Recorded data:
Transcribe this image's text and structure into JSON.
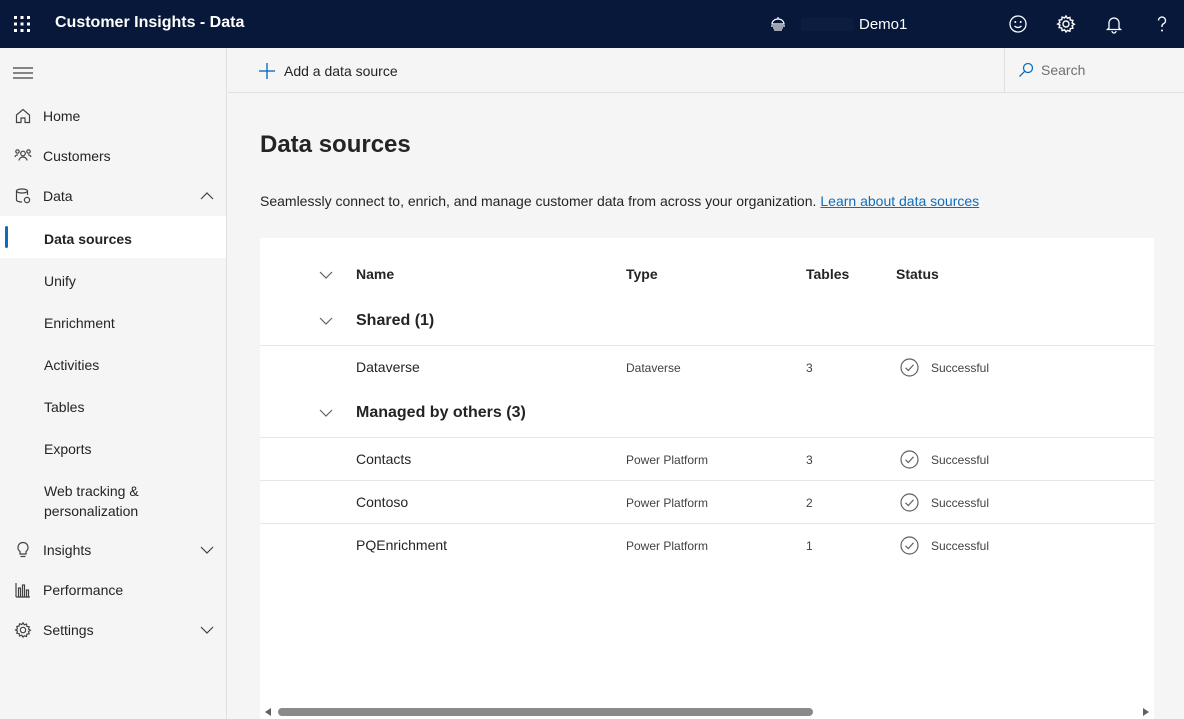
{
  "app": {
    "title": "Customer Insights - Data",
    "environment": "Demo1"
  },
  "nav": {
    "items": [
      {
        "label": "Home"
      },
      {
        "label": "Customers"
      },
      {
        "label": "Data"
      },
      {
        "label": "Insights"
      },
      {
        "label": "Performance"
      },
      {
        "label": "Settings"
      }
    ],
    "data_children": [
      {
        "label": "Data sources",
        "selected": true
      },
      {
        "label": "Unify"
      },
      {
        "label": "Enrichment"
      },
      {
        "label": "Activities"
      },
      {
        "label": "Tables"
      },
      {
        "label": "Exports"
      },
      {
        "label": "Web tracking & personalization"
      }
    ]
  },
  "commandbar": {
    "add_label": "Add a data source",
    "search_placeholder": "Search"
  },
  "page": {
    "title": "Data sources",
    "description": "Seamlessly connect to, enrich, and manage customer data from across your organization.",
    "link": "Learn about data sources"
  },
  "table": {
    "columns": [
      "Name",
      "Type",
      "Tables",
      "Status"
    ],
    "groups": [
      {
        "label": "Shared (1)",
        "rows": [
          {
            "name": "Dataverse",
            "type": "Dataverse",
            "tables": "3",
            "status": "Successful"
          }
        ]
      },
      {
        "label": "Managed by others (3)",
        "rows": [
          {
            "name": "Contacts",
            "type": "Power Platform",
            "tables": "3",
            "status": "Successful"
          },
          {
            "name": "Contoso",
            "type": "Power Platform",
            "tables": "2",
            "status": "Successful"
          },
          {
            "name": "PQEnrichment",
            "type": "Power Platform",
            "tables": "1",
            "status": "Successful"
          }
        ]
      }
    ]
  },
  "colors": {
    "topbar": "#07183a",
    "accent": "#0f6cbd",
    "background": "#f5f5f5"
  },
  "icons": {
    "topbar": [
      "waffle-icon",
      "environment-icon",
      "feedback-smiley-icon",
      "settings-gear-icon",
      "notifications-bell-icon",
      "help-icon"
    ],
    "nav": [
      "home-icon",
      "customers-icon",
      "database-icon",
      "lightbulb-icon",
      "bar-chart-icon",
      "gear-icon"
    ]
  }
}
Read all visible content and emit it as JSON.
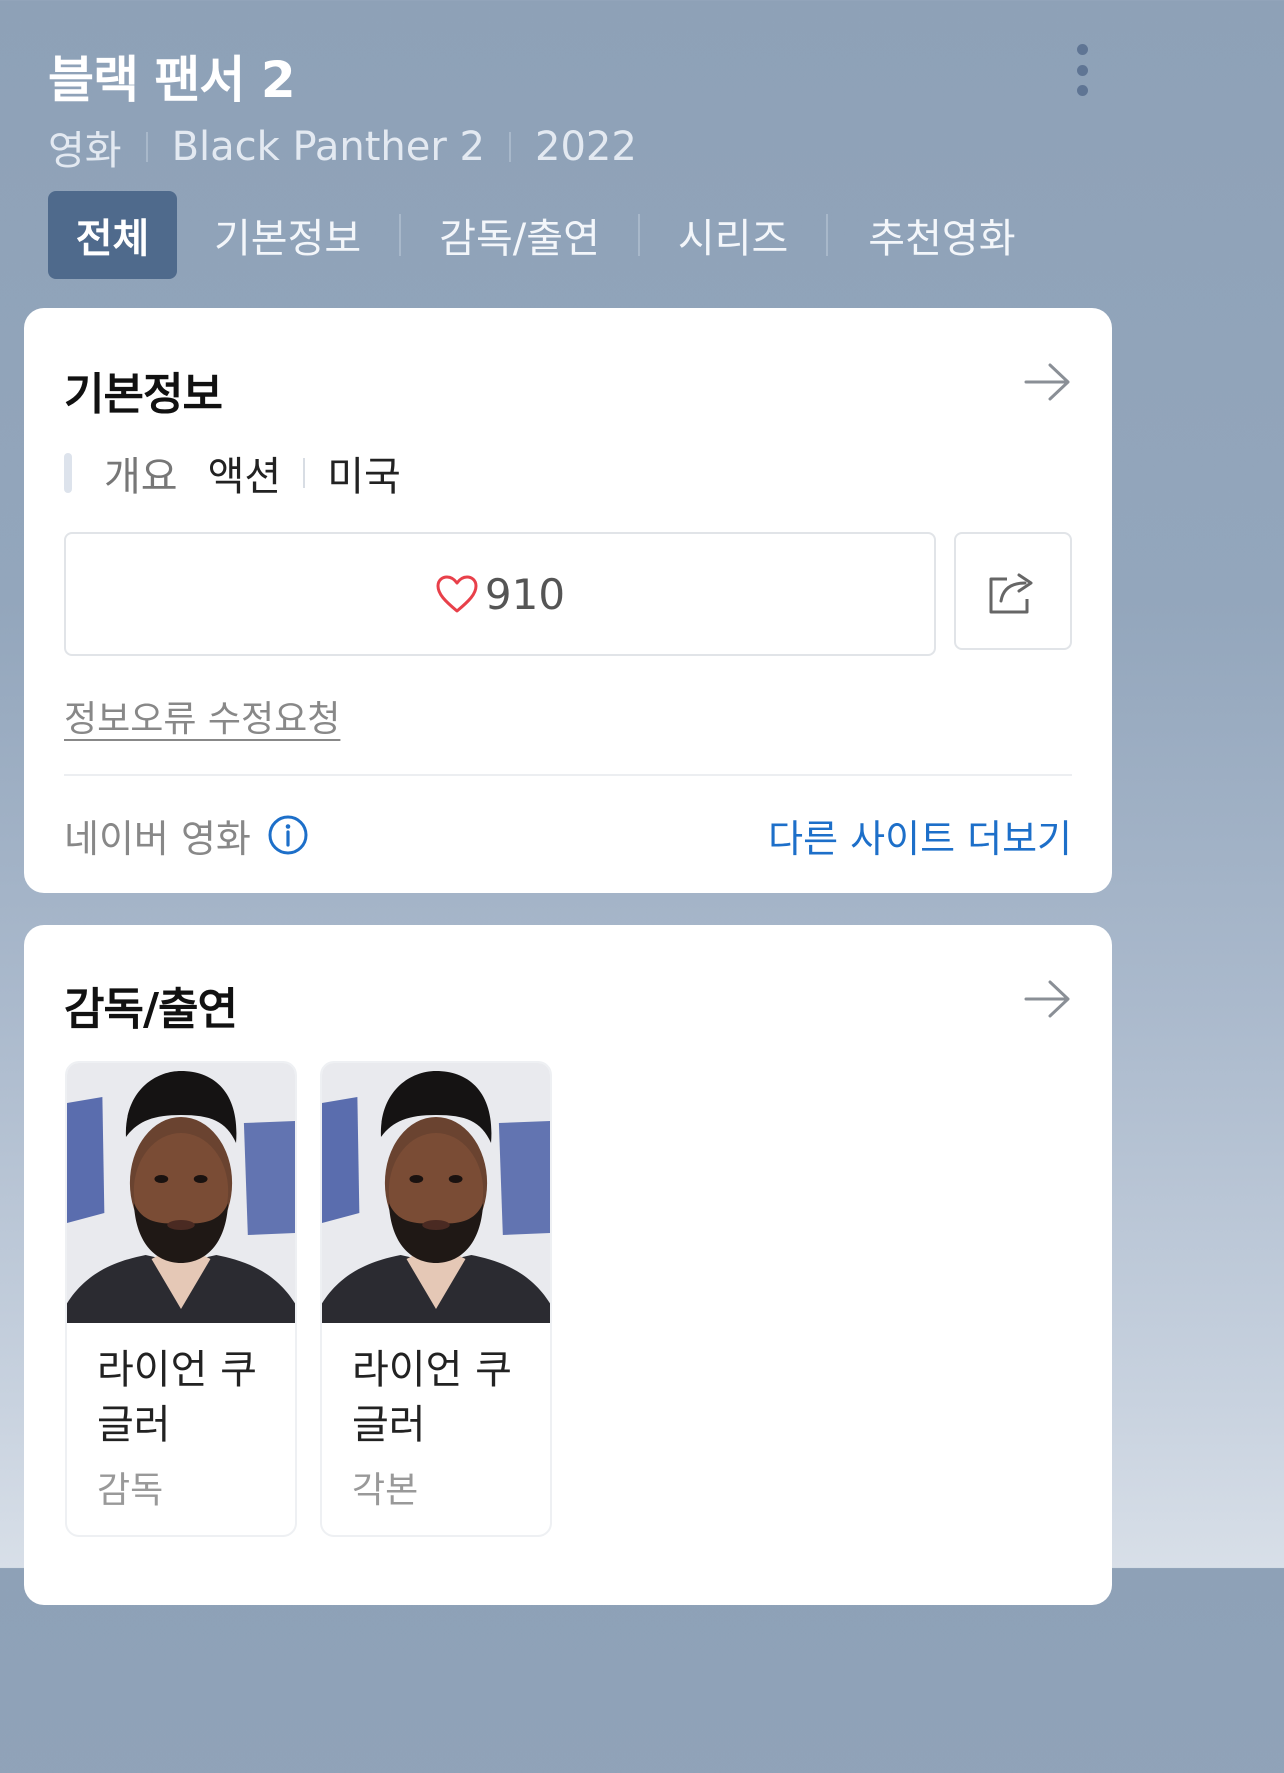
{
  "header": {
    "title": "블랙 팬서 2",
    "meta": {
      "category": "영화",
      "original_title": "Black Panther 2",
      "year": "2022"
    },
    "tabs": [
      {
        "label": "전체",
        "active": true
      },
      {
        "label": "기본정보",
        "active": false
      },
      {
        "label": "감독/출연",
        "active": false
      },
      {
        "label": "시리즈",
        "active": false
      },
      {
        "label": "추천영화",
        "active": false
      }
    ]
  },
  "basic_info": {
    "title": "기본정보",
    "overview_label": "개요",
    "genre": "액션",
    "country": "미국",
    "likes": "910",
    "report_link": "정보오류 수정요청",
    "source": "네이버 영화",
    "other_sites_link": "다른 사이트 더보기"
  },
  "cast": {
    "title": "감독/출연",
    "people": [
      {
        "name": "라이언 쿠글러",
        "role": "감독"
      },
      {
        "name": "라이언 쿠글러",
        "role": "각본"
      }
    ]
  },
  "colors": {
    "header_bg": "#8ea1b7",
    "active_tab": "#4f6a8c",
    "link_blue": "#1d6fc9",
    "heart": "#e8404a"
  },
  "icons": [
    "more-vertical-icon",
    "arrow-right-icon",
    "heart-icon",
    "share-icon",
    "info-icon"
  ]
}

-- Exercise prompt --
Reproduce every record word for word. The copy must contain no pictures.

-- Response --
Transcribe this image's text and structure into JSON.
{
  "app": {
    "title": "Customer Insights - Data",
    "environment": "Demo1"
  },
  "nav": {
    "items": [
      {
        "label": "Home"
      },
      {
        "label": "Customers"
      },
      {
        "label": "Data"
      },
      {
        "label": "Insights"
      },
      {
        "label": "Performance"
      },
      {
        "label": "Settings"
      }
    ],
    "data_children": [
      {
        "label": "Data sources",
        "selected": true
      },
      {
        "label": "Unify"
      },
      {
        "label": "Enrichment"
      },
      {
        "label": "Activities"
      },
      {
        "label": "Tables"
      },
      {
        "label": "Exports"
      },
      {
        "label": "Web tracking & personalization"
      }
    ]
  },
  "commandbar": {
    "add_label": "Add a data source",
    "search_placeholder": "Search"
  },
  "page": {
    "title": "Data sources",
    "description": "Seamlessly connect to, enrich, and manage customer data from across your organization.",
    "link": "Learn about data sources"
  },
  "table": {
    "columns": [
      "Name",
      "Type",
      "Tables",
      "Status"
    ],
    "groups": [
      {
        "label": "Shared (1)",
        "rows": [
          {
            "name": "Dataverse",
            "type": "Dataverse",
            "tables": "3",
            "status": "Successful"
          }
        ]
      },
      {
        "label": "Managed by others (3)",
        "rows": [
          {
            "name": "Contacts",
            "type": "Power Platform",
            "tables": "3",
            "status": "Successful"
          },
          {
            "name": "Contoso",
            "type": "Power Platform",
            "tables": "2",
            "status": "Successful"
          },
          {
            "name": "PQEnrichment",
            "type": "Power Platform",
            "tables": "1",
            "status": "Successful"
          }
        ]
      }
    ]
  },
  "colors": {
    "topbar": "#07183a",
    "accent": "#0f6cbd",
    "background": "#f5f5f5"
  },
  "icons": {
    "topbar": [
      "waffle-icon",
      "environment-icon",
      "feedback-smiley-icon",
      "settings-gear-icon",
      "notifications-bell-icon",
      "help-icon"
    ],
    "nav": [
      "home-icon",
      "customers-icon",
      "database-icon",
      "lightbulb-icon",
      "bar-chart-icon",
      "gear-icon"
    ]
  }
}
Read all visible content and emit it as JSON.
{
  "header": {
    "title": "블랙 팬서 2",
    "meta": {
      "category": "영화",
      "original_title": "Black Panther 2",
      "year": "2022"
    },
    "tabs": [
      {
        "label": "전체",
        "active": true
      },
      {
        "label": "기본정보",
        "active": false
      },
      {
        "label": "감독/출연",
        "active": false
      },
      {
        "label": "시리즈",
        "active": false
      },
      {
        "label": "추천영화",
        "active": false
      }
    ]
  },
  "basic_info": {
    "title": "기본정보",
    "overview_label": "개요",
    "genre": "액션",
    "country": "미국",
    "likes": "910",
    "report_link": "정보오류 수정요청",
    "source": "네이버 영화",
    "other_sites_link": "다른 사이트 더보기"
  },
  "cast": {
    "title": "감독/출연",
    "people": [
      {
        "name": "라이언 쿠글러",
        "role": "감독"
      },
      {
        "name": "라이언 쿠글러",
        "role": "각본"
      }
    ]
  },
  "colors": {
    "header_bg": "#8ea1b7",
    "active_tab": "#4f6a8c",
    "link_blue": "#1d6fc9",
    "heart": "#e8404a"
  },
  "icons": [
    "more-vertical-icon",
    "arrow-right-icon",
    "heart-icon",
    "share-icon",
    "info-icon"
  ]
}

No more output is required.